What can we expect? “Welcome home,” the staff all say when you arrive, and there is something of a homely feeling to the place. It’s billed as an “oasis midway between airport and city”, although it’s worth bearing in mind that, while the interior is indeed a serene departure from hot, dusty, busy National Highway 6, which passes on the other side of the hotel’s white-washed walls, the centre of town is only about 8km and 18 minutes by car from Siem Reap International.
Built seven years ago, as a 50th birthday gift for the original owner’s wife, the hotel (I hesitate to use the word “resort”) is designed in the style of a traditional Khmer villa – you first enter a welcoming area, behind which is the restaurant and, further back, the accommodation, built in two storeys around a swimming pool. Anantara took the hotel over three years ago, and is undertaking a rolling, small-scale upgrade. Among other alterations, more foliage will be added to the small over-water deck (below) that graces each of the ground-floor rooms, adding some much needed privacy.
What will that foliage be hiding? If you were to peep into one of the 39 rooms and suites, you’d see teak furniture and louvre blinds (which conceal or reveal the bathroom), rich textiles and local art, all under a tall ceiling and over a hard-wood floor and hand-woven mats.

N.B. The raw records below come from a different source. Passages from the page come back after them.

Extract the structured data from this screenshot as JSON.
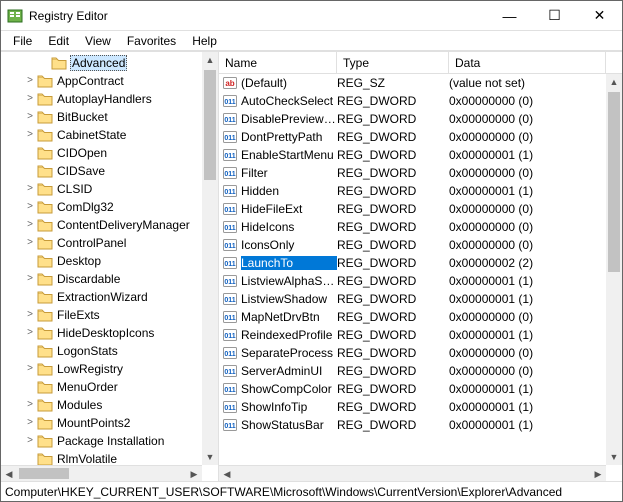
{
  "window": {
    "title": "Registry Editor"
  },
  "menu": {
    "file": "File",
    "edit": "Edit",
    "view": "View",
    "favorites": "Favorites",
    "help": "Help"
  },
  "tree": {
    "items": [
      {
        "indent": 2,
        "twist": "",
        "label": "Advanced",
        "selected": true
      },
      {
        "indent": 1,
        "twist": ">",
        "label": "AppContract"
      },
      {
        "indent": 1,
        "twist": ">",
        "label": "AutoplayHandlers"
      },
      {
        "indent": 1,
        "twist": ">",
        "label": "BitBucket"
      },
      {
        "indent": 1,
        "twist": ">",
        "label": "CabinetState"
      },
      {
        "indent": 1,
        "twist": "",
        "label": "CIDOpen"
      },
      {
        "indent": 1,
        "twist": "",
        "label": "CIDSave"
      },
      {
        "indent": 1,
        "twist": ">",
        "label": "CLSID"
      },
      {
        "indent": 1,
        "twist": ">",
        "label": "ComDlg32"
      },
      {
        "indent": 1,
        "twist": ">",
        "label": "ContentDeliveryManager"
      },
      {
        "indent": 1,
        "twist": ">",
        "label": "ControlPanel"
      },
      {
        "indent": 1,
        "twist": "",
        "label": "Desktop"
      },
      {
        "indent": 1,
        "twist": ">",
        "label": "Discardable"
      },
      {
        "indent": 1,
        "twist": "",
        "label": "ExtractionWizard"
      },
      {
        "indent": 1,
        "twist": ">",
        "label": "FileExts"
      },
      {
        "indent": 1,
        "twist": ">",
        "label": "HideDesktopIcons"
      },
      {
        "indent": 1,
        "twist": "",
        "label": "LogonStats"
      },
      {
        "indent": 1,
        "twist": ">",
        "label": "LowRegistry"
      },
      {
        "indent": 1,
        "twist": "",
        "label": "MenuOrder"
      },
      {
        "indent": 1,
        "twist": ">",
        "label": "Modules"
      },
      {
        "indent": 1,
        "twist": ">",
        "label": "MountPoints2"
      },
      {
        "indent": 1,
        "twist": ">",
        "label": "Package Installation"
      },
      {
        "indent": 1,
        "twist": "",
        "label": "RlmVolatile"
      }
    ]
  },
  "columns": {
    "name": "Name",
    "type": "Type",
    "data": "Data"
  },
  "values": [
    {
      "icon": "sz",
      "name": "(Default)",
      "type": "REG_SZ",
      "data": "(value not set)"
    },
    {
      "icon": "dw",
      "name": "AutoCheckSelect",
      "type": "REG_DWORD",
      "data": "0x00000000 (0)"
    },
    {
      "icon": "dw",
      "name": "DisablePreviewD...",
      "type": "REG_DWORD",
      "data": "0x00000000 (0)"
    },
    {
      "icon": "dw",
      "name": "DontPrettyPath",
      "type": "REG_DWORD",
      "data": "0x00000000 (0)"
    },
    {
      "icon": "dw",
      "name": "EnableStartMenu",
      "type": "REG_DWORD",
      "data": "0x00000001 (1)"
    },
    {
      "icon": "dw",
      "name": "Filter",
      "type": "REG_DWORD",
      "data": "0x00000000 (0)"
    },
    {
      "icon": "dw",
      "name": "Hidden",
      "type": "REG_DWORD",
      "data": "0x00000001 (1)"
    },
    {
      "icon": "dw",
      "name": "HideFileExt",
      "type": "REG_DWORD",
      "data": "0x00000000 (0)"
    },
    {
      "icon": "dw",
      "name": "HideIcons",
      "type": "REG_DWORD",
      "data": "0x00000000 (0)"
    },
    {
      "icon": "dw",
      "name": "IconsOnly",
      "type": "REG_DWORD",
      "data": "0x00000000 (0)"
    },
    {
      "icon": "dw",
      "name": "LaunchTo",
      "type": "REG_DWORD",
      "data": "0x00000002 (2)",
      "selected": true
    },
    {
      "icon": "dw",
      "name": "ListviewAlphaSe...",
      "type": "REG_DWORD",
      "data": "0x00000001 (1)"
    },
    {
      "icon": "dw",
      "name": "ListviewShadow",
      "type": "REG_DWORD",
      "data": "0x00000001 (1)"
    },
    {
      "icon": "dw",
      "name": "MapNetDrvBtn",
      "type": "REG_DWORD",
      "data": "0x00000000 (0)"
    },
    {
      "icon": "dw",
      "name": "ReindexedProfile",
      "type": "REG_DWORD",
      "data": "0x00000001 (1)"
    },
    {
      "icon": "dw",
      "name": "SeparateProcess",
      "type": "REG_DWORD",
      "data": "0x00000000 (0)"
    },
    {
      "icon": "dw",
      "name": "ServerAdminUI",
      "type": "REG_DWORD",
      "data": "0x00000000 (0)"
    },
    {
      "icon": "dw",
      "name": "ShowCompColor",
      "type": "REG_DWORD",
      "data": "0x00000001 (1)"
    },
    {
      "icon": "dw",
      "name": "ShowInfoTip",
      "type": "REG_DWORD",
      "data": "0x00000001 (1)"
    },
    {
      "icon": "dw",
      "name": "ShowStatusBar",
      "type": "REG_DWORD",
      "data": "0x00000001 (1)"
    }
  ],
  "statusbar": "Computer\\HKEY_CURRENT_USER\\SOFTWARE\\Microsoft\\Windows\\CurrentVersion\\Explorer\\Advanced"
}
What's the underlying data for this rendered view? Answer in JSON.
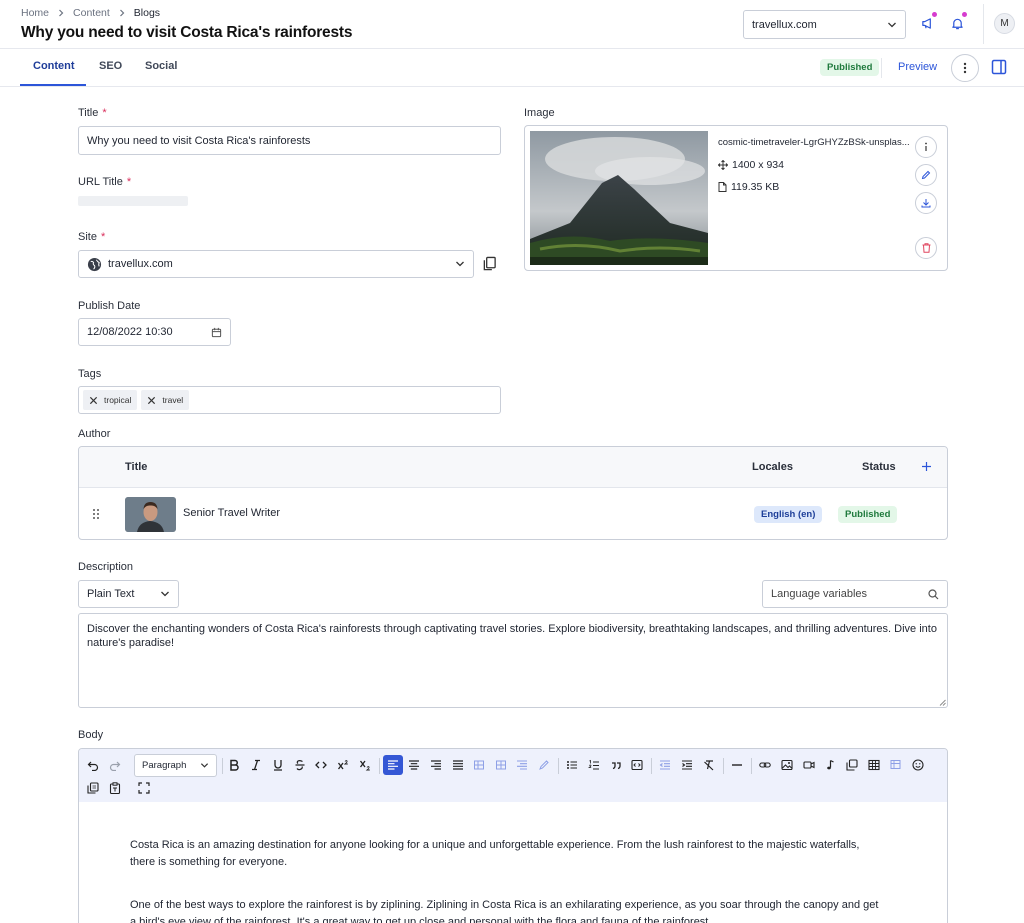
{
  "breadcrumb": [
    "Home",
    "Content",
    "Blogs"
  ],
  "page_title": "Why you need to visit Costa Rica's rainforests",
  "header": {
    "site": "travellux.com",
    "avatar": "M"
  },
  "tabs": [
    {
      "label": "Content",
      "active": true
    },
    {
      "label": "SEO",
      "active": false
    },
    {
      "label": "Social",
      "active": false
    }
  ],
  "status_badge": "Published",
  "preview_label": "Preview",
  "fields": {
    "title_label": "Title",
    "title_value": "Why you need to visit Costa Rica's rainforests",
    "required_mark": "*",
    "url_title_label": "URL Title",
    "site_label": "Site",
    "site_value": "travellux.com",
    "publish_date_label": "Publish Date",
    "publish_date_value": "12/08/2022 10:30",
    "tags_label": "Tags",
    "tags": [
      "tropical",
      "travel"
    ],
    "image_label": "Image",
    "author_label": "Author",
    "description_label": "Description",
    "body_label": "Body"
  },
  "image": {
    "filename": "cosmic-timetraveler-LgrGHYZzBSk-unsplas...",
    "dimensions": "1400 x 934",
    "size": "119.35 KB"
  },
  "author_table": {
    "headers": {
      "title": "Title",
      "locales": "Locales",
      "status": "Status"
    },
    "rows": [
      {
        "title": "Senior Travel Writer",
        "locale": "English (en)",
        "status": "Published"
      }
    ]
  },
  "description": {
    "format": "Plain Text",
    "search_placeholder": "Language variables",
    "text": "Discover the enchanting wonders of Costa Rica's rainforests through captivating travel stories. Explore biodiversity, breathtaking landscapes, and thrilling adventures. Dive into nature's paradise!"
  },
  "editor": {
    "block_format": "Paragraph",
    "paragraphs": [
      "Costa Rica is an amazing destination for anyone looking for a unique and unforgettable experience. From the lush rainforest to the majestic waterfalls, there is something for everyone.",
      "One of the best ways to explore the rainforest is by ziplining. Ziplining in Costa Rica is an exhilarating experience, as you soar through the canopy and get a bird's eye view of the rainforest. It's a great way to get up close and personal with the flora and fauna of the rainforest."
    ]
  },
  "colors": {
    "accent": "#2c55d9",
    "active_tab": "#1f3d99",
    "published_bg": "#e3f7e8",
    "published_fg": "#1f7a3d",
    "required": "#d92d5a",
    "notification_dot": "#d63ccf"
  }
}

And the restaurant? Hanging from the ceiling of The Sothea, named after the aforementioned wife, are handmade brass chandeliers reminiscent of the chats, or umbrellas, Khmer Buddhists believe offer divine protection to royalty. You may not eat quite like a king beneath them, but the international/Khmer menu, inspired by whatever’s fresh in the market, will have you coming back for more, which is just as well, since there are not many dining options in this part of town.
What does lie beyond those white-washed walls? Well, there is a modest little attraction the locals like to call Angkor Wat, which is worth a little of everybody’s time. The front desk will organise a car and guide, to lead you through the permit-purchasing process then out to the most prominent sites, 7km and more away. The kitchen prepares a light picnic for the dawn chasers and feeds them a full breakfast upon their return. There’s more to Siem Reap than its temples, though, and next door to the Anantara is the Cambodian Cultural Village, a kitsch but nevertheless pleasant stroll through replica tribal villages and around miniature versions of the nation’s most revered buildings (below).
On the down side, tucked away in the complex – almost as if it were an embarrassment – is a menagerie of miserable-looking specimens in cramped cages. Similarly dejected looking are the shot-up relics of Cambodia’s turbulent past at the nearby Siem Reap War Museum, which is recommended only for the most devout of Russian military hardware aficionados.
One of the most underrated of Siem Reap’s pleasures is a ride around town in a tuk-tuk, even if it’s not the plush model the hotel provides for complimentary lifts. Follow that with a visit to the hotel spa, and all will seem right with the world.
What’s the bottom line? A deluxe room will set you back a nightly US$260, which includes breakfast and a mobile phone, to be used to call for a ride “home” after a jaunt into Siem Reap.